[App and web page records]
□ □ □
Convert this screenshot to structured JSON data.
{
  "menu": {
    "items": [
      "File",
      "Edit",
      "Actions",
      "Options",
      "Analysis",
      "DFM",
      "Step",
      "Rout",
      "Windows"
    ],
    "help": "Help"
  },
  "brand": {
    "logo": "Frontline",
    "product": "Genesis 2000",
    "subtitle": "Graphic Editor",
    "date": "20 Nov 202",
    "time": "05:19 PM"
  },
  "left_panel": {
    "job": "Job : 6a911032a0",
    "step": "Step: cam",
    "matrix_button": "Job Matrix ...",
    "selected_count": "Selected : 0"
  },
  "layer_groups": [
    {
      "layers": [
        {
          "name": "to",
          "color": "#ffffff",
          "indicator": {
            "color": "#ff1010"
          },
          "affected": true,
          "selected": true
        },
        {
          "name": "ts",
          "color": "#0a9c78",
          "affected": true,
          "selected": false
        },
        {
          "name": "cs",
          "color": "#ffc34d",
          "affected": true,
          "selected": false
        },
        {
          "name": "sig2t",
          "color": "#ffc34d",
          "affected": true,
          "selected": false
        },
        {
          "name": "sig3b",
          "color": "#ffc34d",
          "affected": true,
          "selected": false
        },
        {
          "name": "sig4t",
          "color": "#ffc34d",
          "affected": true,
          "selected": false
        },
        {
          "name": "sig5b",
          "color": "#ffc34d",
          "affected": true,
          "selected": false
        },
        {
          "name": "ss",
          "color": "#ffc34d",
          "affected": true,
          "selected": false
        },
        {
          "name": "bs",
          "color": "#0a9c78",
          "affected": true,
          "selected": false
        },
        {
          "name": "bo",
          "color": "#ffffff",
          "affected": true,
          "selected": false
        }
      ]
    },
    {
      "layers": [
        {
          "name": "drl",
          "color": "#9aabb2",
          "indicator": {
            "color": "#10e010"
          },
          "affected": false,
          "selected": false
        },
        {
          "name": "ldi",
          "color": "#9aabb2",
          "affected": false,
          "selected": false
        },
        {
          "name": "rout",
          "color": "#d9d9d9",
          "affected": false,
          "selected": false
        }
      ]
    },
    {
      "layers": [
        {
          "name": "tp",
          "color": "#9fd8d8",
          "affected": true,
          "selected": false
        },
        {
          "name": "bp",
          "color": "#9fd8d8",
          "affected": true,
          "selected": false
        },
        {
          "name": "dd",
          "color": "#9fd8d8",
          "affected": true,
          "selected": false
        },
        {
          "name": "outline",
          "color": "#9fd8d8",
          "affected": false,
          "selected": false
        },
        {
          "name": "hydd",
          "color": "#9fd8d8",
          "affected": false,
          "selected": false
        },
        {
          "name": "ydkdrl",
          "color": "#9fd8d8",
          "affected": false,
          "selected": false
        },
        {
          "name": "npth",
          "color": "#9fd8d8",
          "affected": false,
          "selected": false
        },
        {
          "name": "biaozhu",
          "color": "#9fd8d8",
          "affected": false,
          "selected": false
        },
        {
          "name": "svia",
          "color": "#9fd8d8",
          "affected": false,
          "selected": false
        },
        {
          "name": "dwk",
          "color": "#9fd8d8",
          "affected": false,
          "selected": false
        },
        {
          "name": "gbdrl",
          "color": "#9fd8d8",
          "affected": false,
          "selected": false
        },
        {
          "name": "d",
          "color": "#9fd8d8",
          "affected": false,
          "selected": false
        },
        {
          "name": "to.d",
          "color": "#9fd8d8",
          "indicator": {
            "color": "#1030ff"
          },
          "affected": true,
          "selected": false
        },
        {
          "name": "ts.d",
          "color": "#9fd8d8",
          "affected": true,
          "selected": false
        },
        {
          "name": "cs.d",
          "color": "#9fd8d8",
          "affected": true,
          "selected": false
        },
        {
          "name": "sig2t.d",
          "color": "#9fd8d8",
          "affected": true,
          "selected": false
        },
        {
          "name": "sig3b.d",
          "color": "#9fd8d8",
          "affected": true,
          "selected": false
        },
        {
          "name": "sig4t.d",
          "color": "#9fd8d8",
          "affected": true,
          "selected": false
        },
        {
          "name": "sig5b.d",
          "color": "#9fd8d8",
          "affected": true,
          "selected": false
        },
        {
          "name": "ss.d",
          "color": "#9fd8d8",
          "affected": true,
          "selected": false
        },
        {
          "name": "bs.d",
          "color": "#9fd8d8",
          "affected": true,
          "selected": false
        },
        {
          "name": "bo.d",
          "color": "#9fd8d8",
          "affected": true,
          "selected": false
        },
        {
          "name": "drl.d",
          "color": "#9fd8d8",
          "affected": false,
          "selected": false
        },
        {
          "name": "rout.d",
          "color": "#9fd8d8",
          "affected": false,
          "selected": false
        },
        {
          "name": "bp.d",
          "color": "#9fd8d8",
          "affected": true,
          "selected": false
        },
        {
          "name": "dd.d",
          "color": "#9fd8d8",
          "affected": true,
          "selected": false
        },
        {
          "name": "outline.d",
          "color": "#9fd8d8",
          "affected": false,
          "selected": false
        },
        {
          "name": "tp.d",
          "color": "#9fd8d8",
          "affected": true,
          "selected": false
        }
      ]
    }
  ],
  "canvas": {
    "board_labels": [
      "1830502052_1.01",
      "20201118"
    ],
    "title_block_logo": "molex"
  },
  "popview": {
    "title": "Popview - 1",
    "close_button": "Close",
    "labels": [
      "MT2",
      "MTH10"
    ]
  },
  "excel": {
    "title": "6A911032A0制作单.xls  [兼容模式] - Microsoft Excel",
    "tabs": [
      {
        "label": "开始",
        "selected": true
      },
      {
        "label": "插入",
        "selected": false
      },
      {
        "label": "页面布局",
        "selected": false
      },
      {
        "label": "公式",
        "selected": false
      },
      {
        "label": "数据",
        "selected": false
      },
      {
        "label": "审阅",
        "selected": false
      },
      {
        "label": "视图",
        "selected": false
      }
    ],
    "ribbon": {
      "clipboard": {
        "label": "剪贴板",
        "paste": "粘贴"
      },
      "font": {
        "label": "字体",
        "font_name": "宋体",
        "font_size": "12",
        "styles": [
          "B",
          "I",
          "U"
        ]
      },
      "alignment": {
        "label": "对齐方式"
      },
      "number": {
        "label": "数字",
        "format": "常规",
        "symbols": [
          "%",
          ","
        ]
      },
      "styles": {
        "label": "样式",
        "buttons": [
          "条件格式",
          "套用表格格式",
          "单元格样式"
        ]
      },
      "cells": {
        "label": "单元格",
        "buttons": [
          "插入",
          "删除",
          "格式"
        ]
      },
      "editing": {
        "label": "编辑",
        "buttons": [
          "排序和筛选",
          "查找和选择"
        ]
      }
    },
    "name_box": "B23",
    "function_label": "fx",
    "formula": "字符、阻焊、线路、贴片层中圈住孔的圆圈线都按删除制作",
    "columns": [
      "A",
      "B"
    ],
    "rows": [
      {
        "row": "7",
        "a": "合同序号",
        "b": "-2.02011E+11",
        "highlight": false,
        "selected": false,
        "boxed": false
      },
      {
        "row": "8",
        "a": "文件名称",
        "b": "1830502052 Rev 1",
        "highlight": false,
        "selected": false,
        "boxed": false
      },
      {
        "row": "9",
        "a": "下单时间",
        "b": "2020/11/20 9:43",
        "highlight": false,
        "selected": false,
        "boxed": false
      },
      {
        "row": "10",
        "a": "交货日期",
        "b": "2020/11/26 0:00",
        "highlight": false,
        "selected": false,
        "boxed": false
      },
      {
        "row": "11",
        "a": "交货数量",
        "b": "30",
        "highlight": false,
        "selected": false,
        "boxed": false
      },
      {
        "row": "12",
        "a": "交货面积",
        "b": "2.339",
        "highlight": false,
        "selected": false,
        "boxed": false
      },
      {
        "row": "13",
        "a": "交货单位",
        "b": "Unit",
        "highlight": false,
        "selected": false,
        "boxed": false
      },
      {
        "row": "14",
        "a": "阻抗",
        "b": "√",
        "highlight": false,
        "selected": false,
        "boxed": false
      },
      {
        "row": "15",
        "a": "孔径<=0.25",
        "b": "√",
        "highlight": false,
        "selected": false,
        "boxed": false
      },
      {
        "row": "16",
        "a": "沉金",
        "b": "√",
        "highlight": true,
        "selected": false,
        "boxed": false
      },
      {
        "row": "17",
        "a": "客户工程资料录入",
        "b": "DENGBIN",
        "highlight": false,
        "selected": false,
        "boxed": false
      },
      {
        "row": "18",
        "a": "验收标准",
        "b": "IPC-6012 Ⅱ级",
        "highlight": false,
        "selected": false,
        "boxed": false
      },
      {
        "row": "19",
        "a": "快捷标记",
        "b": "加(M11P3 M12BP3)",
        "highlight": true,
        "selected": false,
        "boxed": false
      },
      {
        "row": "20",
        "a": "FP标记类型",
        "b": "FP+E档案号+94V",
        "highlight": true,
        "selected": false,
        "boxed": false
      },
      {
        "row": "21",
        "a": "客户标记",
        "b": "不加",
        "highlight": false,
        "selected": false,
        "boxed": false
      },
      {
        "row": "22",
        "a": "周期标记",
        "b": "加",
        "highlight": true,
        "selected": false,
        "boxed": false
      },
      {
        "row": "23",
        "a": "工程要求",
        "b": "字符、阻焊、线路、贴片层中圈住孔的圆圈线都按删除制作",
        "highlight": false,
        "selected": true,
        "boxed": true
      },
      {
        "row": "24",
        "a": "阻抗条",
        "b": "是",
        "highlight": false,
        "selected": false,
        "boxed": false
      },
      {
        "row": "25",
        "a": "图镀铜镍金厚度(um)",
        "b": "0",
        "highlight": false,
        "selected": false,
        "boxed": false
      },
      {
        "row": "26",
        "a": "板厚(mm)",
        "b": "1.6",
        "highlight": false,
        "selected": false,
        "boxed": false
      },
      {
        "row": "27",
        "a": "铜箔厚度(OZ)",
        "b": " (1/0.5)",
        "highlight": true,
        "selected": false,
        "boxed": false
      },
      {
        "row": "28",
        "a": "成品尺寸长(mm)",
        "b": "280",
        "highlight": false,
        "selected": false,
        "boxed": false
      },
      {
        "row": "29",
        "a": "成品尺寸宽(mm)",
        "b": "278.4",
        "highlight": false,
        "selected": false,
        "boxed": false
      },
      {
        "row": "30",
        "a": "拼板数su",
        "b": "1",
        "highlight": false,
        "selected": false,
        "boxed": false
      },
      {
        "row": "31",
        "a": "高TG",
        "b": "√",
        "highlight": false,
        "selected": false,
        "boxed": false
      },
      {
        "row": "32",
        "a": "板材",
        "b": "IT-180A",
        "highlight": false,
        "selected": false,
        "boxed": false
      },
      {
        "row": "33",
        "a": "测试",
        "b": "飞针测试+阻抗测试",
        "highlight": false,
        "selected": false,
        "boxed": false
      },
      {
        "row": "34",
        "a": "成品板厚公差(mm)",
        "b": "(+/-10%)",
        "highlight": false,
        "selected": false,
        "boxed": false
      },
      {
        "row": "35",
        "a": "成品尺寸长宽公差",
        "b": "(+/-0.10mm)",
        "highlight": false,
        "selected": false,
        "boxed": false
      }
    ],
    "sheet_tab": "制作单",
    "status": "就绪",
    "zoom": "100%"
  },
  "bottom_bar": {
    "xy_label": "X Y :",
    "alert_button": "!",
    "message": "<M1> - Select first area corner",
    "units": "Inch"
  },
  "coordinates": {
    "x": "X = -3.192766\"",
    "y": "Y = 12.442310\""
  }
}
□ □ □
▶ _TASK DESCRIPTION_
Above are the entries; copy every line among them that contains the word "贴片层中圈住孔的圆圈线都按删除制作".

▶ _EXERCISE RESPONSE_
    "formula": "字符、阻焊、线路、贴片层中圈住孔的圆圈线都按删除制作",
        "b": "字符、阻焊、线路、贴片层中圈住孔的圆圈线都按删除制作",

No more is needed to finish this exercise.